HEADQUARTERS SECOND BRIGADE, FIRST DIVISION,
April 17, 1862.
SIR: I have the honor to submit the following report of the movements of this brigade at the capture of the rebel position at and near Island Numbers 10:

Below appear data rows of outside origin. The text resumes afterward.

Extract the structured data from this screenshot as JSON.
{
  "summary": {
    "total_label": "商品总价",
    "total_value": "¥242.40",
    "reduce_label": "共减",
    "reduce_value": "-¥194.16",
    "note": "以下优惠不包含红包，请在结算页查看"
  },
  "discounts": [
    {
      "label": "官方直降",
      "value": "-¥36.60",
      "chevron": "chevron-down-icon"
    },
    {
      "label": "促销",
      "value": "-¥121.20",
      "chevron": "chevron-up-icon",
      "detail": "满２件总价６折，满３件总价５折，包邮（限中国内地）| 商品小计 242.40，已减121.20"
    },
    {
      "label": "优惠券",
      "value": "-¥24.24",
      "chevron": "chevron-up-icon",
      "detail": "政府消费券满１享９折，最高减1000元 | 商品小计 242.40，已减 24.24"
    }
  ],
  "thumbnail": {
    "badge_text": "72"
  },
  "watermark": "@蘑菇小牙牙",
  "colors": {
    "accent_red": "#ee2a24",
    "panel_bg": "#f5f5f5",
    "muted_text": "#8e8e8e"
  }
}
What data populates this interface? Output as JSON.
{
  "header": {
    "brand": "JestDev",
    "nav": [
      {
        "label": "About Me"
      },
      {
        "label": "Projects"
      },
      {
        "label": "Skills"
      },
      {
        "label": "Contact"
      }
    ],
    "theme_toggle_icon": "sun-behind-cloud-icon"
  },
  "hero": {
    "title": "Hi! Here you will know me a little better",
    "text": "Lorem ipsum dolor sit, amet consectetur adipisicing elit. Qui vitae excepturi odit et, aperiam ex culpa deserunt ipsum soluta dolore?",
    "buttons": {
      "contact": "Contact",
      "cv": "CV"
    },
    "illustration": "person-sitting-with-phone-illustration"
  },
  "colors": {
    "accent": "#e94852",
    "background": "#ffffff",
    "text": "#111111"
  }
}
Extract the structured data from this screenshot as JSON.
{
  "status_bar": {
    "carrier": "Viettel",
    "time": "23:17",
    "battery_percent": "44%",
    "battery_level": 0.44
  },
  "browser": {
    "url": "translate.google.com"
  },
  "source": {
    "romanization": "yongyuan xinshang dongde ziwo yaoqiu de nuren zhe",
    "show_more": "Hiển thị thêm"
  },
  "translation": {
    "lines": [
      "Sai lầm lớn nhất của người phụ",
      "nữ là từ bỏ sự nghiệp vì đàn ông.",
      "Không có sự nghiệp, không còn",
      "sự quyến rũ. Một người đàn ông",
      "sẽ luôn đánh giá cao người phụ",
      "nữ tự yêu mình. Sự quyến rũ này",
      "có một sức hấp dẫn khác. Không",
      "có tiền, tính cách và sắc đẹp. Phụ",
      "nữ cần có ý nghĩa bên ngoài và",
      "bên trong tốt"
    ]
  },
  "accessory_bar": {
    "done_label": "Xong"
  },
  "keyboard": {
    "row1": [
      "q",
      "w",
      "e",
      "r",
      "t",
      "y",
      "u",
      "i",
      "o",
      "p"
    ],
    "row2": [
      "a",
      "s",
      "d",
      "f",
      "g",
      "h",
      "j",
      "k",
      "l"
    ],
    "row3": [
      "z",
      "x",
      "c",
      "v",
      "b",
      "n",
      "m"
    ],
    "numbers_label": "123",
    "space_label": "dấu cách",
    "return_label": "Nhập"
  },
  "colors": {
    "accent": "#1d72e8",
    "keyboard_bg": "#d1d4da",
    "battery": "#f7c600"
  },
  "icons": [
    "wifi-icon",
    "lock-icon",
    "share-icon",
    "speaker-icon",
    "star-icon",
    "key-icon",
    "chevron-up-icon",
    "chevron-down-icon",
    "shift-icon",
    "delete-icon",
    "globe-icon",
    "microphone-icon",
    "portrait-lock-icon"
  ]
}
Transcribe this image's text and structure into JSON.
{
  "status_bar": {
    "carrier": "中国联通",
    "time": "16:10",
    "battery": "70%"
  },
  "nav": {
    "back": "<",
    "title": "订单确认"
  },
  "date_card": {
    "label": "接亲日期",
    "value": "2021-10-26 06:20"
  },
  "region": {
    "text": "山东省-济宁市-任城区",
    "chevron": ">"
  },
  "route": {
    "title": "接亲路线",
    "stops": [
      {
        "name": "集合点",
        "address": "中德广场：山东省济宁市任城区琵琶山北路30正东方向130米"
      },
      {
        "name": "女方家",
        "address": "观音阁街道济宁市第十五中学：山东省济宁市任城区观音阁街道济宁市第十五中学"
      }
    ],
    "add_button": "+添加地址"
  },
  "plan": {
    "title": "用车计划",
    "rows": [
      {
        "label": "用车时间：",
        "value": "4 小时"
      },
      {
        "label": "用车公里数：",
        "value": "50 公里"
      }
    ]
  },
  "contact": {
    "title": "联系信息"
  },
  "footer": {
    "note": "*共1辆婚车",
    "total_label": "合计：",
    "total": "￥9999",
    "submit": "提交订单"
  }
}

The brigade, consisting of the Forty-third Ohio Infantry, Lieutenant Colonel Wager, Swayne, and the Sixty-third Ohio Infantry, Colonel J. W. Sprague, crossed the river on the morning of the 7th instant, embarking at the upper fort at New Madrid, and landing at the site of the three-gun rebel battery just captured by our gunboats, and having been formed in line of battle, moved forward a half mile from the landing, and took a position in a wood near an abandoned rebel encampment of two regiments, apparently quite recently evacuated. A guard of 20 men was placed over the property here, and over a few prisoners, who, being sick or intoxicated, had failed to escape with the enemy. A company was sent back to the landing to render assistance and support to the rifle battery of Captain Dees, which had crossed with us. We remained at this point about an hour, until joined by the other brigade of the division (the First, Colonel Groesbeck,) and then moved in the direction of Tiptonville to the support of General Paine, whose division was in advance. The brigade bivouacked about an hour after dark at a point near the bank of the river, and about 8 miles below the point where the landing had been made.
The march to Tiptonville was resumed in the morning and the brigade reached there about noon. The enemy had already surrendered, without fighting, to the advance of our army, and the brigade was placed in position as part of the guard of the prisoners. Two hours later the brigade was put in march for the late position of the enemy opposite Island Numbers 10. On the march thither the country between the road and the river was thoroughly beaten up by a strong line of skirmishers under Lieutenant-Colonel Swayne, and several prisoners taken. The brigade bivouacked opposite Island Numbers 10 about 5 p. m. On the morning of the 9th instant the brigade was moved, with the rest of the division, by transport, to New Madrid, and resumed its former encampment.
Very respectfully, your obedient servant,
J. L. KIRBY SMITH,
Colonel, Commanding Brigade.
Captain GEORGE D. KELLOGG, Assistant Adjutant-General.